CMS recently released data for 472 ACOs participating in MSSP and caring for 9 million beneficiaries in 2017. Generally, the results were positive. More than half of the ACOs saved money and a third earned sharing savings. Both figures were increases from the 2016 participation results.
The National Association of ACOs (NAACO) released a summary of key data points found in the CMS MSSP report:
- $1.1 billion in gross savings
- Gross savings were generated by 60 percent of ACOs
- $800 million in shared savings bonuses paid to ACOs
- 34 percent of ACOs earned shared savings bonuses
- $314 million in net savings to Medicare (after accounting for bonuses paid to ACOs)
- A mean quality score of 90.5 percent for ACOs under pay-for-performance measurement
The net savings to Medicare of $314 million consisted of $291 million from those ACOs participating in Shared Savings only (Track 1) and $23 million from those ACOs participating in Shared Savings/Losses (Track 2 and 3).
While the results were positive for ACOs for 2017, new CMS proposals may “deter new entrants to the Medicare ACO program,” according to NAACO. While ACOs now have up to six years to prepare for taking financial risks while in the MSSP, a proposed rule would shorten the time in a shared savings only model to two years.
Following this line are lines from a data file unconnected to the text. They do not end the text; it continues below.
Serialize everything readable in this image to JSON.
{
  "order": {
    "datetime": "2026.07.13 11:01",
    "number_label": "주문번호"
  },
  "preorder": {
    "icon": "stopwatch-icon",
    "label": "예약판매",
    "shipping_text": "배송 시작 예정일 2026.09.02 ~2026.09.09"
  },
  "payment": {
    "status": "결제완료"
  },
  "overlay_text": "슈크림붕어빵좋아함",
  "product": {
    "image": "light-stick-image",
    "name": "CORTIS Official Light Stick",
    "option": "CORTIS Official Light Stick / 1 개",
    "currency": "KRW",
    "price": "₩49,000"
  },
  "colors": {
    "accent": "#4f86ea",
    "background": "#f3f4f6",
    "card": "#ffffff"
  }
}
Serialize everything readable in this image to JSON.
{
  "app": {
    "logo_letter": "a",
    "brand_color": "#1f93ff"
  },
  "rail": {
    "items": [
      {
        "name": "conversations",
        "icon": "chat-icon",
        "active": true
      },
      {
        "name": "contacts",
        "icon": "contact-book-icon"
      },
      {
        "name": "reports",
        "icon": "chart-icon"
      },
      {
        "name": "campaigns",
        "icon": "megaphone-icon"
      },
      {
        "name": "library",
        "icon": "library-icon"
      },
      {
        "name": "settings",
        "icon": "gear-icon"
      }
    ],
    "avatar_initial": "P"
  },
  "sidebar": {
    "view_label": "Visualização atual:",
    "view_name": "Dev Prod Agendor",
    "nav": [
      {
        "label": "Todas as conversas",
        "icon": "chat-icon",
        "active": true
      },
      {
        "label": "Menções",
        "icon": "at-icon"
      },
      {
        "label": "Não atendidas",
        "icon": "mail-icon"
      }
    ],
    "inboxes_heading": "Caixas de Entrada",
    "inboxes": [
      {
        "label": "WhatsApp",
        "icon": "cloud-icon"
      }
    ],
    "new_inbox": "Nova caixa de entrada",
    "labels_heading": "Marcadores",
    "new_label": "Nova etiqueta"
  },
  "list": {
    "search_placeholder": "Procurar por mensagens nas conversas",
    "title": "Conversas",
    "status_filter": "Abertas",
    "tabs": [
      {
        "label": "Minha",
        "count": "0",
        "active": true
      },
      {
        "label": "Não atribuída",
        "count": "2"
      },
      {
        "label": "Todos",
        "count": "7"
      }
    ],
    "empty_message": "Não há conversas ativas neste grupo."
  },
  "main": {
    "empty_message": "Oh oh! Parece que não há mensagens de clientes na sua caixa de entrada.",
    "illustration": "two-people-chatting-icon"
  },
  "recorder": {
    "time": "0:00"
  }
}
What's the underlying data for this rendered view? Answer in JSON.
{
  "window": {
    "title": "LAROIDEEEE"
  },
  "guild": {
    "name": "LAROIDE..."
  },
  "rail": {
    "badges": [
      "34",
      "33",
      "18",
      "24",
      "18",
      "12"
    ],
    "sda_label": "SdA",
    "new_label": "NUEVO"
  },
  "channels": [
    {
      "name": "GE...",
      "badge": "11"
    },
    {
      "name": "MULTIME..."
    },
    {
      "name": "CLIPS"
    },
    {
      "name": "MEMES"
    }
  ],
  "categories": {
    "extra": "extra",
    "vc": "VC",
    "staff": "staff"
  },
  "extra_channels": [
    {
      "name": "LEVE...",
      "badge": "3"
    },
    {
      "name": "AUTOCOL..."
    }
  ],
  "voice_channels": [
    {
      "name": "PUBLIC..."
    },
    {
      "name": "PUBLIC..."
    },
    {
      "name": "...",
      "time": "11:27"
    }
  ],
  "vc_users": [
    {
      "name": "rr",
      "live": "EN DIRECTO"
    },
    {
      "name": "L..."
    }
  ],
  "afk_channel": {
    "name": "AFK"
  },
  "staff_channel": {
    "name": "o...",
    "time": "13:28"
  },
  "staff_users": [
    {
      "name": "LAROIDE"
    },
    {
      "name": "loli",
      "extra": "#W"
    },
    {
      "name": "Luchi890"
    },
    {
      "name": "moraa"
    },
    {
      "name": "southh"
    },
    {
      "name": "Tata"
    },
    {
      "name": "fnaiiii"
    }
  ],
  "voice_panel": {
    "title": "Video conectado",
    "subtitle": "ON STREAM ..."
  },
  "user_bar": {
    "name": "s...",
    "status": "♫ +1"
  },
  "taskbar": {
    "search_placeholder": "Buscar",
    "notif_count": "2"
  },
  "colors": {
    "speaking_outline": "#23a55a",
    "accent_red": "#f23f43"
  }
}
In addition, CMS has proposed cutting the amount of shared savings in half, from 50 percent to 25 percent for shared savings only ACOs.